Filter task. Return each line of the material that holds the string "this".

**Data records**

⟨

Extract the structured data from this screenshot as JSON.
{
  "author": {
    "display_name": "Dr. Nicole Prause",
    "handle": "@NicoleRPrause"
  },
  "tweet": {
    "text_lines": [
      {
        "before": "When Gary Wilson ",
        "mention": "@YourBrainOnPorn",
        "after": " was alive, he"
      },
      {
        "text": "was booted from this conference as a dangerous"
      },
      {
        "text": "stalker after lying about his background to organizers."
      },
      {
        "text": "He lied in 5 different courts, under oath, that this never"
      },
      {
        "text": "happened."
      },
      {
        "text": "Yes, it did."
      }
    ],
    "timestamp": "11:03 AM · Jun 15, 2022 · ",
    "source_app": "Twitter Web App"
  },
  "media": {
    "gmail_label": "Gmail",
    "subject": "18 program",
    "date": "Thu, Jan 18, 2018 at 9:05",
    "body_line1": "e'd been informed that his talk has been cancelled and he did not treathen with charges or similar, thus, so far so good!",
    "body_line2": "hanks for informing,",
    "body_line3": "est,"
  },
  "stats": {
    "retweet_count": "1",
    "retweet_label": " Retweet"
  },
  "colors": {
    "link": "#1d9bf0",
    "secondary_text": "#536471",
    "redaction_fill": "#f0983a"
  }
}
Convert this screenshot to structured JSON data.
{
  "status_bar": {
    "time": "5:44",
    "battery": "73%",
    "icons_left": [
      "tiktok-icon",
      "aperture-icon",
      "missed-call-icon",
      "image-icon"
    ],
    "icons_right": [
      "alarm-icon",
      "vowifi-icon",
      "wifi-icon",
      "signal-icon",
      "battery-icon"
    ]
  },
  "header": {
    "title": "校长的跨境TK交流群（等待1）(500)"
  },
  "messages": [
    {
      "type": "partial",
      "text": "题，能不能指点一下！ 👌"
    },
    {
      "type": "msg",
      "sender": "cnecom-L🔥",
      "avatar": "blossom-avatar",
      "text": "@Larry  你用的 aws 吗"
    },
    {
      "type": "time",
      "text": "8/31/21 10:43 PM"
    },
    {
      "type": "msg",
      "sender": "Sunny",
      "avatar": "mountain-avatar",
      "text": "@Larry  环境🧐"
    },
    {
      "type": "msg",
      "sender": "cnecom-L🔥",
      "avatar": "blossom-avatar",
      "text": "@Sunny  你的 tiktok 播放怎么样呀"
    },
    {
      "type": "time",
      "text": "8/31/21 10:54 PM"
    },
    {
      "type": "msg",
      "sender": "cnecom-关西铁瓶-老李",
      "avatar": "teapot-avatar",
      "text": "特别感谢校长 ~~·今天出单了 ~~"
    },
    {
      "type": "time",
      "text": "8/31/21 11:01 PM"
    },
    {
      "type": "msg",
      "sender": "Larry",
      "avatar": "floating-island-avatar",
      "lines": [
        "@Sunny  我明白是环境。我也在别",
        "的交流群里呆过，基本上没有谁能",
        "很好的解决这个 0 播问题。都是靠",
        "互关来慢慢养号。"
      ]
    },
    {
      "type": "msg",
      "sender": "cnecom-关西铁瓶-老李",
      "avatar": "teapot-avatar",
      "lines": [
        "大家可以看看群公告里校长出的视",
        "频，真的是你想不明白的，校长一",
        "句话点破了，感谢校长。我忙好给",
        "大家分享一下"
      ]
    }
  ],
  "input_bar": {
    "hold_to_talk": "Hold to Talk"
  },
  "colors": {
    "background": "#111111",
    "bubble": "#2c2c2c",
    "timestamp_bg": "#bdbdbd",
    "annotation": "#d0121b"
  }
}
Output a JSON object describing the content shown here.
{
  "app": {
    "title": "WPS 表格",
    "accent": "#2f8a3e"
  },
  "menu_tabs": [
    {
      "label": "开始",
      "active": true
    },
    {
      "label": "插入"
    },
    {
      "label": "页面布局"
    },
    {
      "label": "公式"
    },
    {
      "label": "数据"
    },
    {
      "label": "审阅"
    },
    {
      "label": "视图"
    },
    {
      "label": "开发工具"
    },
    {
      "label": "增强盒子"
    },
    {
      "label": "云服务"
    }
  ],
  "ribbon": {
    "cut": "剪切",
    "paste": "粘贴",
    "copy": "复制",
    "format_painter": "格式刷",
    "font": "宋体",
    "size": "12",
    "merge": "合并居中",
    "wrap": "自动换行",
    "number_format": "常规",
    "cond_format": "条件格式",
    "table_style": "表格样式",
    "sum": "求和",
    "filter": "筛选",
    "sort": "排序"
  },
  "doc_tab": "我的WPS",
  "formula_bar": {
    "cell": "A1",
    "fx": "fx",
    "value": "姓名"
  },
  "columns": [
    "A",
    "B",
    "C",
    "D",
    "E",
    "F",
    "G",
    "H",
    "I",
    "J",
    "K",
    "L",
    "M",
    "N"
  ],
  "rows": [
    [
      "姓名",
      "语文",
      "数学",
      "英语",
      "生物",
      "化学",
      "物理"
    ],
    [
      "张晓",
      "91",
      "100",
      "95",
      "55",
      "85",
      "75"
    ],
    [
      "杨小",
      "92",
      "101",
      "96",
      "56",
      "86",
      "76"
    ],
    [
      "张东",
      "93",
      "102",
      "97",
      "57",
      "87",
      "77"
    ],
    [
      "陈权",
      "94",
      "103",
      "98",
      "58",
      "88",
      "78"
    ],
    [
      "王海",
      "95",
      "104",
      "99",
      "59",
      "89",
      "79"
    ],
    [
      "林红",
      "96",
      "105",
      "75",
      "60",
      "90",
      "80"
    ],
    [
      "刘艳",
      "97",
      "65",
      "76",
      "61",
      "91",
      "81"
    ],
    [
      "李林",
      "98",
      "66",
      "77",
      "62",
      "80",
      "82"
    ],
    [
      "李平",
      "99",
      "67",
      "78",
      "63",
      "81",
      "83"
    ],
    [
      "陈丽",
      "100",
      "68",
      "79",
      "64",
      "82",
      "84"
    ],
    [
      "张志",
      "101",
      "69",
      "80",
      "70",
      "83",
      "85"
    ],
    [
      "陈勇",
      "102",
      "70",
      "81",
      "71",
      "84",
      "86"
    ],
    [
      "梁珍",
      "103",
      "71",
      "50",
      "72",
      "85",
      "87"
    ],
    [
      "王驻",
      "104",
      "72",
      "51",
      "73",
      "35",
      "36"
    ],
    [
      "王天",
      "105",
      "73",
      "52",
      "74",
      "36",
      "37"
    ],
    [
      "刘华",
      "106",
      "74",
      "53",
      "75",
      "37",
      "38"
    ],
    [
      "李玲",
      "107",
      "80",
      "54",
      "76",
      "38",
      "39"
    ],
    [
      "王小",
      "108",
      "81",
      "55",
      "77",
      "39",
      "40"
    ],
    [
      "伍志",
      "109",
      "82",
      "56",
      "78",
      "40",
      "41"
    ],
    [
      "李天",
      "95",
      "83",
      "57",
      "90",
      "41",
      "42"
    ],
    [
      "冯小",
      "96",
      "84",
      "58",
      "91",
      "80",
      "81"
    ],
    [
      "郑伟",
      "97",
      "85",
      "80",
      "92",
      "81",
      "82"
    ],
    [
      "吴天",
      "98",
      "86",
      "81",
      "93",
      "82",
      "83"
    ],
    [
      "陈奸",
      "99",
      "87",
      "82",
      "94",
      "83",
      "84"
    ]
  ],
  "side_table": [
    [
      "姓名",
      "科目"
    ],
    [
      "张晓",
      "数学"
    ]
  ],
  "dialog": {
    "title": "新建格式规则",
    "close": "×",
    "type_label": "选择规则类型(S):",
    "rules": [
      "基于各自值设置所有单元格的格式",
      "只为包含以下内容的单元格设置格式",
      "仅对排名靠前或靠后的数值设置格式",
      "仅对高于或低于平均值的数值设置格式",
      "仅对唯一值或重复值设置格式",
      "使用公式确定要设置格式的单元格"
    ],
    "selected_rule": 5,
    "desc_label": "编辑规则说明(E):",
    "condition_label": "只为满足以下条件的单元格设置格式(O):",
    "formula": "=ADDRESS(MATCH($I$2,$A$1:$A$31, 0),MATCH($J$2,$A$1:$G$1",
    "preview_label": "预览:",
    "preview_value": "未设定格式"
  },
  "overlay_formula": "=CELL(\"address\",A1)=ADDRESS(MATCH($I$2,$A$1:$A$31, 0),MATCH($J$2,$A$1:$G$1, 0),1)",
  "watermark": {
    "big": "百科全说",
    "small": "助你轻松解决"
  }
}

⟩

**Answer to the exercise**
Extract the structured data from this screenshot as JSON.
        "text": "was booted from this conference as a dangerous"
        "text": "He lied in 5 different courts, under oath, that this never"
Convert this screenshot to structured JSON data.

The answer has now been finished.